Nice article from the Daily Planet on early numbers for the summer season.  Real Estate, Telluride, Condo, Homes, Mountain Village, Dan Henschel.

Tourism may set record for 8th consecutive summer

STRs of more concern to Martelon than fires, drought

 

 

 

 

 

Did Colorado’s assorted wildfires hurt tourism in the region? Not as much as elsewhere in the West. 

According to Michael Martelon, President and CEO of the Telluride Tourism Board, “Occupancy hasn’t yet been affected by fires too much, certainly nothing like Durango. Yet fires could still have an effect on summer’s tax revenue. We live in a beautiful, extreme place. If it gets too extreme, it could hurt.” 

According to Martelon, “June occupancy of managed properties (hotels and lodges) was down by 3 percent from 2017, but July occupancy was tracking to be up 4 percent.” Additionally, Martelon explained, occupancy figures don’t always supply a complete picture of tourism in the region because they fail to account for gray market lodgings, e.g. short-term rentals by homeowners on AirBnB, VRBO and the like. 

Gray market stays, however, are reported in sales tax revenues — and those numbers are coming in strong. “It appears as though June will be up double digits from 2017 in revenues for the destination (Telluride and Mountain Village combined), thanks to a strong gray-market performance in June, especially in Mountain Village,” Martelon said. 

The regional wildfires that burned closest to Telluride after June 1 were mostly extinguished within 24 hours. The multi-day 416, Horse Park and Burro fires never came within 30 miles, though they certainly sent plenty of smoke into the box canyon. Capricious and impermanent, smoke is nothing to cancel a vacation over, and not many tourists did so, said Martelon. 

If there was one day in particular that suffered in summer’s first half, it was July 4. While he has yet to receive tax revenue numbers, Martelon said, “July 4th this year may well show a lower population (or number of visitors in the destination) than last year. When you don’t have fireworks, you’re going to lose drive traffic. People opt for something else.” 

Indeed, locals saw a flood of cars pour down Hwy. 145 immediately after the Fourth of July parade and picnic.

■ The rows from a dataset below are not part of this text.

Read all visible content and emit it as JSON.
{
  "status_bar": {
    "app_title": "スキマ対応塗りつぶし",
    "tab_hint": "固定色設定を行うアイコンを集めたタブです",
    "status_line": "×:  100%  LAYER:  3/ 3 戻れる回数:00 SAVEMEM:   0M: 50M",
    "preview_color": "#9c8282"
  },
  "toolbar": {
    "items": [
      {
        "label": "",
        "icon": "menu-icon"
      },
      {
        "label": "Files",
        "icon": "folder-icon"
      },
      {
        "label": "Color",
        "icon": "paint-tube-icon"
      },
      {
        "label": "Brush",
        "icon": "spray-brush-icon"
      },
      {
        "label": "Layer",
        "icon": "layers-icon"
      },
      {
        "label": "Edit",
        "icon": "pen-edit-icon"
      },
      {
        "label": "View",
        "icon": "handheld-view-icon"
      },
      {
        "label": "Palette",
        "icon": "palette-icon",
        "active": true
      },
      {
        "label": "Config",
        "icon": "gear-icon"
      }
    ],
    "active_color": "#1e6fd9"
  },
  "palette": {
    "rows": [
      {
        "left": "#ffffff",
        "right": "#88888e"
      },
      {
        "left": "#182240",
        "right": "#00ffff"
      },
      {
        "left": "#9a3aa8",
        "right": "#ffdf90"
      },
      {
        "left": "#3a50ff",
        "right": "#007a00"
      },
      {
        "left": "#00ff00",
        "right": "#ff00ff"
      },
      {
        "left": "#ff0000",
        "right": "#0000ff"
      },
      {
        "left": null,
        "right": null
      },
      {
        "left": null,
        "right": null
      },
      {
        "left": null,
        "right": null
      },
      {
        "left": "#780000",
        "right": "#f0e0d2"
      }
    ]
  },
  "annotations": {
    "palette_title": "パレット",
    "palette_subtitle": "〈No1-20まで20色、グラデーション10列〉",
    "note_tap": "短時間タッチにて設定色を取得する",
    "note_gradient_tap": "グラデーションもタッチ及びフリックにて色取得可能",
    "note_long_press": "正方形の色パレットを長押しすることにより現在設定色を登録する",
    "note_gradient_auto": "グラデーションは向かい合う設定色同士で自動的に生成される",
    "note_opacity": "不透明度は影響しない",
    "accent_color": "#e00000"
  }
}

At 5 p.m., the sidewalks of Main Street sat eerily empty beneath an ashy orange sky. 

Martelon forecast a strong August and September for the Telluride/Mountain Village destination. As far as tax revenues go, he said, “We’re hoping to break our summer tourism record for the eighth consecutive year.” 

Occupancy in managed properties set a summer record in 2015, and it won’t likely be challenged. “More people are moving to the gray market,” said Martelon. “There’s not necessarily less people coming; what matters is where they choose to stay.” 

The opening of AirBnB and VRBO homes to tourists has made Telluride’s economic engine chug happily along, filling Main Street with more and more retail shoppers and restaurant patrons. Expensive hotels may not care for it, but the gray market has surely revitalized residential neighborhoods and illuminated the once-dark houses of second-home owners.

As such, Martelon disliked the Tuesday decision by Telluride Town Council to pursue putting a tax on short-term rentals (STRs) on the November ballot. “Gray market properties did not cause our affordable housing crisis,” he emphatically insisted. “Collectively, we didn’t have the foresight to plan for what people did with their real estate.” 

Crunching the numbers of the proposed 5 percent excise tax on STRs, Martelon figured that — if passed —Telluride would penalize visitors significantly more than any other ski town. 

“For a $10,000 reservation,” he said, “it would cost $635 more than Aspen, $785 more than Vail and $965 more than Jackson Hole. STRs account for 17 percent of our lodging, and, to me, the thought of penalizing them is short-sighted.”

Martelon dismissed comparisons to the short-term rental situations of Boulder and Crested Butte that were cited in the previous two Town Council meetings. “It’s not apples to apples,” he said. To suggest that landlords moving from long-term to short-term rentals “caused the affordable housing crisis is to truly live in a bubble and not understand that this is totally where the industry is going. 

“What if New York City decided to tax Uber because it wasn’t Yellow Taxi? Uber and AirBnB are disrupters, and disrupters in the travel industry are not going away,” he said.

Telluride lodging is dominated by private residences, with condominiums comprising 57 percent and houses 22 percent. Hotels, which would not be subjected to a new affordable housing tax, make up 21 percent.  

“Let’s not penalize one segment of Telluride’s economy,” Martelon said of the proposed STR tax. “I believe workforce housing is a common cost. Let’s work together to fix it. If we all share in (Telluride’s) victories, let’s all share in the pain.”